New techniques provide new insight into performance-robbing flaws in crystalline structures
(Nanowerk News) Measurement and data analysis techniques developed at the Department of Energy's Oak Ridge National Laboratory could provide new insight into performance-robbing flaws in crystalline structures, ultimately improving the performance of solar cells.
While solar cells made from light-harvesting perovskite (an organic-inorganic hybrid) materials have recently eclipsed the 20 percent efficiency mark, researchers believe they could do better if they had a clearer picture of energy flow at the nanometer scale. The ORNL discovery, described in a paper published in ACS Photonics ("Separation of Distinct Photoexcitation Species in Femtosecond Transient Absorption Microscopy"), synchronizes microscopy, ultra-short pulses of laser light and data analytics to extract images with single-pixel precision, providing unprecedented detail.

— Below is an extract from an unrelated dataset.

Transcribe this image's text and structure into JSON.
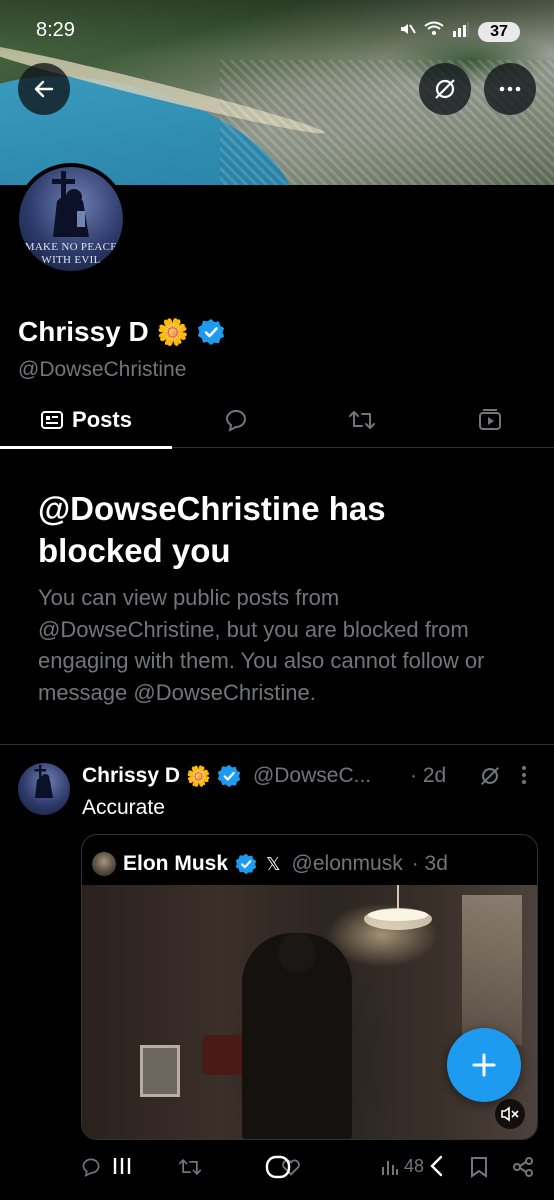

(Top) A phasor plot of the transient absorption data shows the presence of free charges and excitons; a false colored image shows their contributions at different spatial positions. (Image: ORNL)
"If we can see exactly and in real time what is happening, we can map out the electronic processes in space instead of relying on snapshots gleaned from spatial averages," said Benjamin Doughty, one of the authors and a member of ORNL's Chemical Sciences Division.
Armed with information about what electrons are doing inside the material, researchers believe they can make improvements that lead to solar cells that are more efficient and potentially less expensive.
"With conventional approaches of studying photovoltaic materials, we are unable to accurately map out electronic processes and how electrons are getting lost," Doughty said. "Those processes can translate into losses in efficiency."
The experiment consists of optically pumping the thin film sample with a 50 femtosecond -- or 50 millionths of a billionth of a second -- laser pulse and then measuring changes in light absorption with a second laser pulse in the material. The technique, called femtosecond transient absorption microscopy, consists of a tabletop of lasers, optics and a microscope. The net result is a pixel-by-pixel map of the material being studied and information researchers can use to improve performance.
"The ability to identify what will be created after the solar cell absorbs a photon, either a pair of free charges or their bound form called an exciton, is crucial from both fundamental and applied perspectives," said co-author Yingzhong Ma, who led the research team. "We found that both free charges and excitons are present, and the strength of our approach lies in not only identifying where they are but also determining what their relative contributions are when they are both present at a given spatial location."
A key remaining challenge is to understand what causes the observed spatial difference, said Ma, so he and colleagues are exploring an all-optical imaging approach that would allow them to correlate electronic dynamics with underlying structural information. This approach may also help researchers map and understand perovskite degradation issues associated with moisture. Ma noted that this must be resolved before solar cells based on this class of materials can be successful.